Problem description:
Retype all of the entries exactly as they appear.

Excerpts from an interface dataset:

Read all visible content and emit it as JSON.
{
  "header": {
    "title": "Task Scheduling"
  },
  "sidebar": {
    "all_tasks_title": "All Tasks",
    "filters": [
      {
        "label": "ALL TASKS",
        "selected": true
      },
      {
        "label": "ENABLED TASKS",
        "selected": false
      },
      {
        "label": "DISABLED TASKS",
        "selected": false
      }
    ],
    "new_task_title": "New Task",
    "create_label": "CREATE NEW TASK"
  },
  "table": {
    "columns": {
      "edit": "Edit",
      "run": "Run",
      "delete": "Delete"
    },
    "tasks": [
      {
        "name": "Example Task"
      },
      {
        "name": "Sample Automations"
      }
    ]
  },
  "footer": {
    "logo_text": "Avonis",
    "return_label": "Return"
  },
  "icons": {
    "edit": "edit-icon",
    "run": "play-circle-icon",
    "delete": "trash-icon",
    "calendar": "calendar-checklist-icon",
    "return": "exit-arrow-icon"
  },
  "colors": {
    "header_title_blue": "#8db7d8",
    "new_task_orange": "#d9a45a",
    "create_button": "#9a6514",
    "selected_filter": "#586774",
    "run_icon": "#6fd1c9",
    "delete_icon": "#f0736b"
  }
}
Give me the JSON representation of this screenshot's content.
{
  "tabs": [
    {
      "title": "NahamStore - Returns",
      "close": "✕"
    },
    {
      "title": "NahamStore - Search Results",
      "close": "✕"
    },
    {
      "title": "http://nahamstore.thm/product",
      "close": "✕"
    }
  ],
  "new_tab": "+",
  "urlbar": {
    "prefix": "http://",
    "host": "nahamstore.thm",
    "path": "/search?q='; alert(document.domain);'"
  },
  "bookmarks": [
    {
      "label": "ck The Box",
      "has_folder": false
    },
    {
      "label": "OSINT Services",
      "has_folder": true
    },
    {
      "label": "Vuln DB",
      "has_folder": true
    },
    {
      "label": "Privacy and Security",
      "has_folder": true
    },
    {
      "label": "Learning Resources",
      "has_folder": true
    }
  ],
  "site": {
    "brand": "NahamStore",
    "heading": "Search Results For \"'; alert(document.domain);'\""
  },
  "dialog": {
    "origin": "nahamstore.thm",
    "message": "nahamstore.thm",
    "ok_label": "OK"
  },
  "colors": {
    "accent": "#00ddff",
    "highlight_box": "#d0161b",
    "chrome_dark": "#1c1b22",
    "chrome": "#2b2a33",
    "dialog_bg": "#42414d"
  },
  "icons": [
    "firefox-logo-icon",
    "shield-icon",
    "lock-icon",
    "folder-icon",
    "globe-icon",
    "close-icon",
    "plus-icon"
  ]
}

Answer for this exercise:
Read all visible content and emit it as JSON.
{
  "header": {
    "title": "Task Scheduling"
  },
  "sidebar": {
    "all_tasks_title": "All Tasks",
    "filters": [
      {
        "label": "ALL TASKS",
        "selected": true
      },
      {
        "label": "ENABLED TASKS",
        "selected": false
      },
      {
        "label": "DISABLED TASKS",
        "selected": false
      }
    ],
    "new_task_title": "New Task",
    "create_label": "CREATE NEW TASK"
  },
  "table": {
    "columns": {
      "edit": "Edit",
      "run": "Run",
      "delete": "Delete"
    },
    "tasks": [
      {
        "name": "Example Task"
      },
      {
        "name": "Sample Automations"
      }
    ]
  },
  "footer": {
    "logo_text": "Avonis",
    "return_label": "Return"
  },
  "icons": {
    "edit": "edit-icon",
    "run": "play-circle-icon",
    "delete": "trash-icon",
    "calendar": "calendar-checklist-icon",
    "return": "exit-arrow-icon"
  },
  "colors": {
    "header_title_blue": "#8db7d8",
    "new_task_orange": "#d9a45a",
    "create_button": "#9a6514",
    "selected_filter": "#586774",
    "run_icon": "#6fd1c9",
    "delete_icon": "#f0736b"
  }
}
Give me the JSON representation of this screenshot's content.
{
  "tabs": [
    {
      "title": "NahamStore - Returns",
      "close": "✕"
    },
    {
      "title": "NahamStore - Search Results",
      "close": "✕"
    },
    {
      "title": "http://nahamstore.thm/product",
      "close": "✕"
    }
  ],
  "new_tab": "+",
  "urlbar": {
    "prefix": "http://",
    "host": "nahamstore.thm",
    "path": "/search?q='; alert(document.domain);'"
  },
  "bookmarks": [
    {
      "label": "ck The Box",
      "has_folder": false
    },
    {
      "label": "OSINT Services",
      "has_folder": true
    },
    {
      "label": "Vuln DB",
      "has_folder": true
    },
    {
      "label": "Privacy and Security",
      "has_folder": true
    },
    {
      "label": "Learning Resources",
      "has_folder": true
    }
  ],
  "site": {
    "brand": "NahamStore",
    "heading": "Search Results For \"'; alert(document.domain);'\""
  },
  "dialog": {
    "origin": "nahamstore.thm",
    "message": "nahamstore.thm",
    "ok_label": "OK"
  },
  "colors": {
    "accent": "#00ddff",
    "highlight_box": "#d0161b",
    "chrome_dark": "#1c1b22",
    "chrome": "#2b2a33",
    "dialog_bg": "#42414d"
  },
  "icons": [
    "firefox-logo-icon",
    "shield-icon",
    "lock-icon",
    "folder-icon",
    "globe-icon",
    "close-icon",
    "plus-icon"
  ]
}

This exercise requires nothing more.